Hot spot temperature
Although, the resultant temperature rise is averaged over the whole winding, the inside of a winding is hotter than its outside, in reality. The hottest spot is at some point inside the coil having the longest thermal paths to the outside air. This hot spot temperature differential is determined by the manufacturer on prototype units; it's usually expressed as a temperature increase over the average temperature.
The hot spot temperature differential is defined by industry standards (NEMA and ANSI) for each insulation class (type and temperature rating of insulation used on windings). Obviously, the hot spot temperature is the limiting temperature for a transformer's insulation system. In other [TABULAR DATA OMITTED] words, the temperature rise must be limited by design and application so that the total temperature does not exceed the temperature rating of the insulation used.
For example, if an insulation is rated at 105 [degrees] C maximum, the manufacturer must allow a 10 [degrees] C differential between average and hot spot temperatures in a winding. If the room ambient is 40 [degrees] C, then the allowable temperature rise is as follows.
Average rise = 105 [degrees] C (hot spot) minus 10 [degrees] C minus 40 [degrees] C (ambient) = 55 [degrees] C
Thus the transformer must be capable of withstanding a 55 [degrees] C average temperature rise.
Standard insulation classes
Insulation class is usually specified by degree Centigrade rise, which, as previously discussed, is based upon the maximum allowable rise by resistance in a maximum ambient of 40 [degrees] C, such that the maximum hot spot temperature is not exceeded. The table above clarifies this.
The total maximum temperature allows for a maximum ambient of 40 [degrees] C. If the ambient temperature is below this, the transformer will run cooler; if above, it will run too hot, unless a special lower temperature rise design is used.
Many types of insulation must be impregnated with a treating varnish to improve their temperature rating, resistance to moisture, or dielectric and mechanical strength. The coils also must be impregnated.
A good impregnating material will fill many of the small holes in a winding: For example, the space between and around two round wires. Impregnation also seals the edges of the coil and, in general, prevents the entrance of moisture and air.
Filling these small holes eliminates small pockets and, in general, improves the conduction of heat out of the coil.
The completed core-and-coil assembly then is treated; this molds the complete assembly into one solid mass. Thus, the coils can't move the core, so mechanical wear on the insulation is minimized.

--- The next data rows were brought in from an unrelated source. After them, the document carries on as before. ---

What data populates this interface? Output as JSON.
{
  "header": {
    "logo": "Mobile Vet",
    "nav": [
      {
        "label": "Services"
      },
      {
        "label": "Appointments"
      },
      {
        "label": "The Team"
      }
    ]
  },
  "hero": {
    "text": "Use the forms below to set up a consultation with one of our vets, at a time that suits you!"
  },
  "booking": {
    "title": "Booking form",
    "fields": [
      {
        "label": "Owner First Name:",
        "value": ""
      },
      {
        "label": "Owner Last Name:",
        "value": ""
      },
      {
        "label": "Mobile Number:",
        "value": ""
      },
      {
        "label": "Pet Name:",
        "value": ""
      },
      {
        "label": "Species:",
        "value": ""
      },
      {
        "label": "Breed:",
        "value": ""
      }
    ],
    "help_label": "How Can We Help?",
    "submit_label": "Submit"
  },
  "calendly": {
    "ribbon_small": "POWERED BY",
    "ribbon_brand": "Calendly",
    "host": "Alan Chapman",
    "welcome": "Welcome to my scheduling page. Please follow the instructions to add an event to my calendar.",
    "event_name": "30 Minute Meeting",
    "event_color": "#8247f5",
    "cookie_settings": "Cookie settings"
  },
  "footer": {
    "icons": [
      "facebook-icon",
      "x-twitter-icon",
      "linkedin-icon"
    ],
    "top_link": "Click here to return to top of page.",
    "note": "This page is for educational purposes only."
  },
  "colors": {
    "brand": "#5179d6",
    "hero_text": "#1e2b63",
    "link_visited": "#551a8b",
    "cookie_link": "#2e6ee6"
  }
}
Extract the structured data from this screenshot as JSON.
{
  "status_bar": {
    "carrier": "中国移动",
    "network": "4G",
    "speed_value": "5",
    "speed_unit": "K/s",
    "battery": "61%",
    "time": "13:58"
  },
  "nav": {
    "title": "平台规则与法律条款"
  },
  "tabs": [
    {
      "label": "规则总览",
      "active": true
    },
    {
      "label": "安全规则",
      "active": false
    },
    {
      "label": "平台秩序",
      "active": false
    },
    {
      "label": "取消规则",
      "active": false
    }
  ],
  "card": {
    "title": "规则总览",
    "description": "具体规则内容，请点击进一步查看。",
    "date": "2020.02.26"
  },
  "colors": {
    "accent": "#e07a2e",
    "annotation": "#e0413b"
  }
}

The core laminations are cemented together by the varnish in this process, thus improving their mechanical strength while preventing movement of individual laminations. This helps reduce the sound level.
Air is the cooling medium for dry-type transformers. These transformers are divided into three groups: potted or encapsulated, exposed core, and cabinet type.
The potted or encapsulated type uses a filling material, either thermoplastic or thermosetting, surrounding the core and coils. This filling material is usually loaded with a good heat conducting material such as silica sand; this material comes in close contact with the coils and core, and carries their heat to the transformer case, where it's dissipated into the air.
The exposed core type uses a shell type core that surrounds the coils. A protective case is usually placed on one end and another case with the wiring compartment on the other, leaving the core exposed. Heat conduction is primarily from the coils to the core to the outside air.
Cabinet types have the core and coil completely surrounded by a cabinet that is appreciably larger than the core and coils. This cabinet has ventilating openings at the bottom and top so that a chimney effect is created. Thus, the air flowing up through the cabinet carries the heat away.
It's extremely important that air cooled unit are installed in freely circulating air.